does get easier with time. We try to prepare our patients the best way we can by offering support groups, nutrition classes and many ongoing resources.” Jenkins still attends the virtual support groups when she can. “I am still getting help from the team. My family has given me the best support. If I want something, I can have a bite. But I don’t overdo it because I want to be alive for my family. I want to enjoy life with my husband and my kids, and I want to have grandkids one day.”

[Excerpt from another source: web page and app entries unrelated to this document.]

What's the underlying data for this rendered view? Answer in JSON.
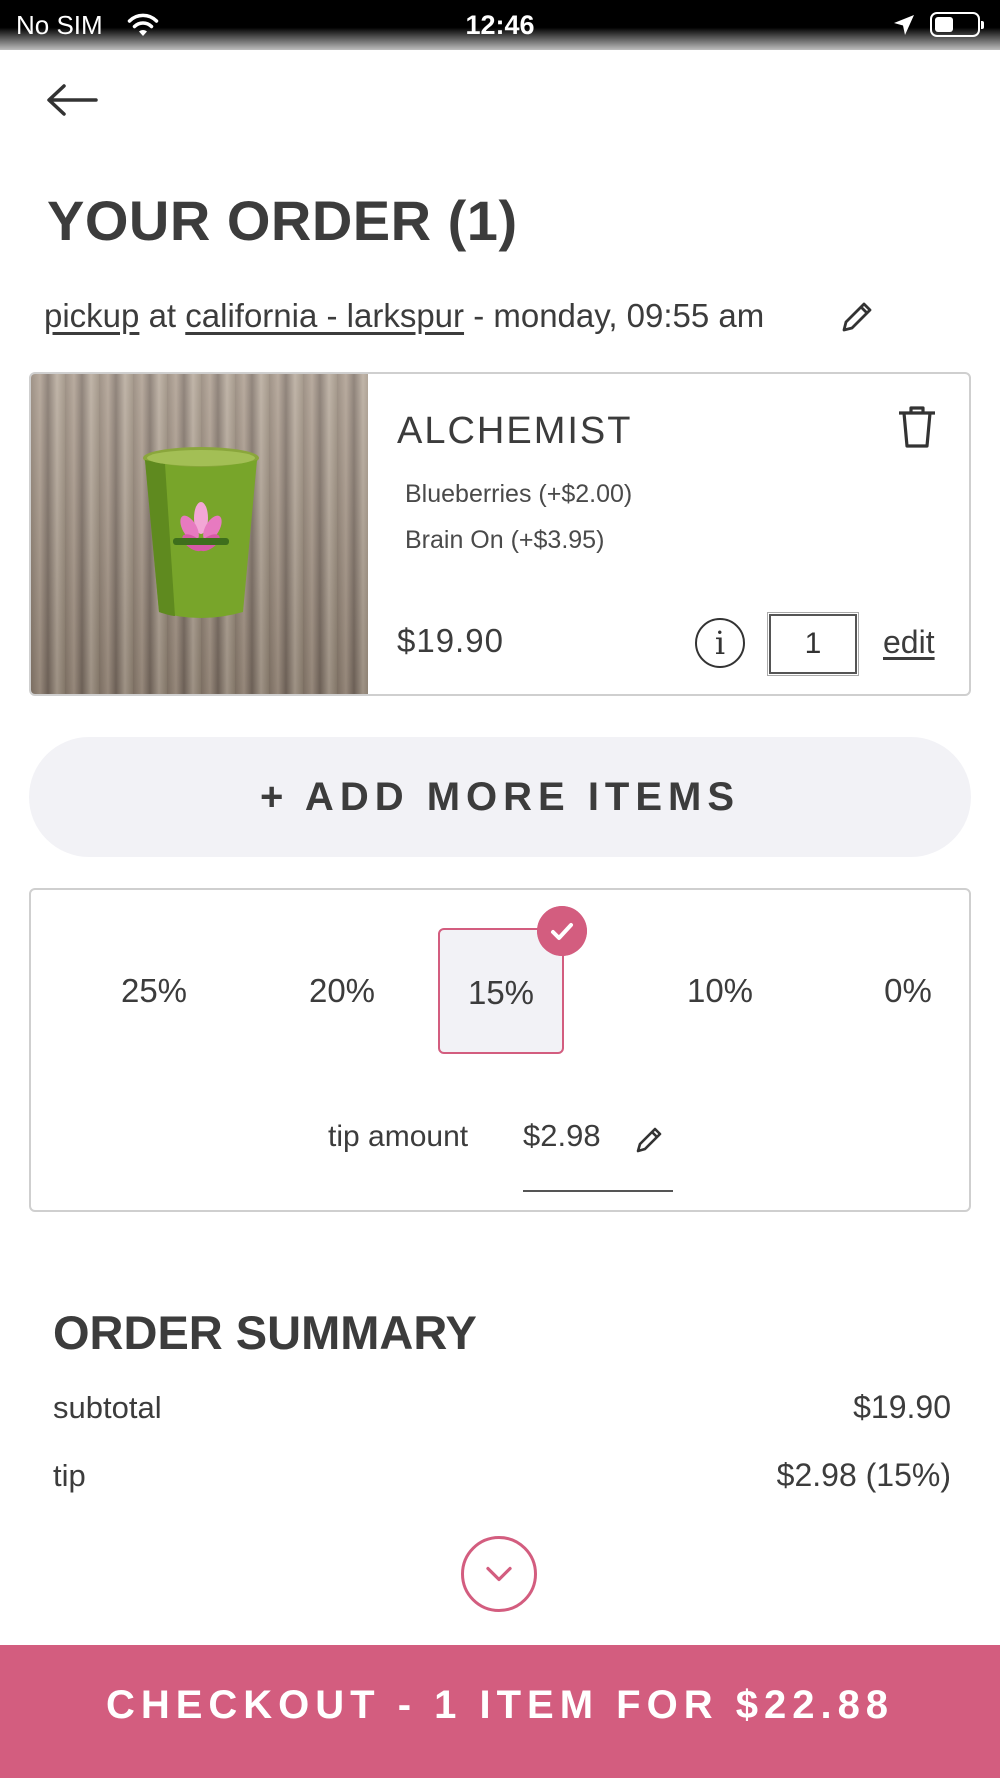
{
  "status_bar": {
    "carrier": "No SIM",
    "time": "12:46"
  },
  "header": {
    "title": "YOUR ORDER (1)"
  },
  "order_info": {
    "mode": "pickup",
    "at": "at",
    "location": "california - larkspur",
    "when": "- monday, 09:55 am"
  },
  "item": {
    "name": "ALCHEMIST",
    "modifiers": [
      "Blueberries (+$2.00)",
      "Brain On (+$3.95)"
    ],
    "price": "$19.90",
    "info_icon": "i",
    "quantity": "1",
    "edit_label": "edit"
  },
  "add_more": {
    "label": "+ ADD MORE ITEMS"
  },
  "tip": {
    "options": [
      "25%",
      "20%",
      "15%",
      "10%",
      "0%"
    ],
    "selected": "15%",
    "amount_label": "tip amount",
    "amount_value": "$2.98"
  },
  "summary": {
    "title": "ORDER SUMMARY",
    "rows": [
      {
        "label": "subtotal",
        "value": "$19.90"
      },
      {
        "label": "tip",
        "value": "$2.98 (15%)"
      }
    ]
  },
  "checkout": {
    "label": "CHECKOUT - 1 ITEM FOR $22.88"
  },
  "colors": {
    "accent": "#d35d7f",
    "text": "#3c3c3c",
    "button_bg": "#f2f2f6"
  },
  "icons": [
    "wifi-icon",
    "location-arrow-icon",
    "battery-icon",
    "back-arrow-icon",
    "pencil-icon",
    "trash-icon",
    "info-icon",
    "check-icon",
    "chevron-down-icon"
  ]
}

Jenkins says a lot of people won’t understand the small victories unless they’ve lived through something similar. Her “wins” have included sitting comfortably in an airplane seat, crossing her legs and taking a walk without having to stop from being winded. She completed a 5K and has set her sights on hiking Mount LeConte. “What sets someone up for success is their attitude. I look at old pictures of myself and think, who is that? Then I think, I wish I would have done feel amazing.”
Bariatric support group meetings are held on the third and fourth Mondays of each month from 5:30 – 6:30 p.m. at Parkwest Medical Center. Dr. Rob Williams, bariatric surgeon, encourages those who are considering their weight loss options to attend a support group to hear from those who have had surgery. Registration is required. Please call 865-374-PARK (7275) to reserve your spot!
Bariatric Seminars at Parkwest
Interested in learning more about weight-loss surgery? We invite you to attend one of our free informational seminars to learn more about the
bariatric surgery process. The bariatric seminars are designed to discuss ben-efits, options and risks, and help people make their own decisions about weight-loss surgery. The bariatric support groups are for those who have had surgery, but those who are considering surgery are also welcome. To learn more, visit TreatedWell.com/bariatrics or call 865-374-PARK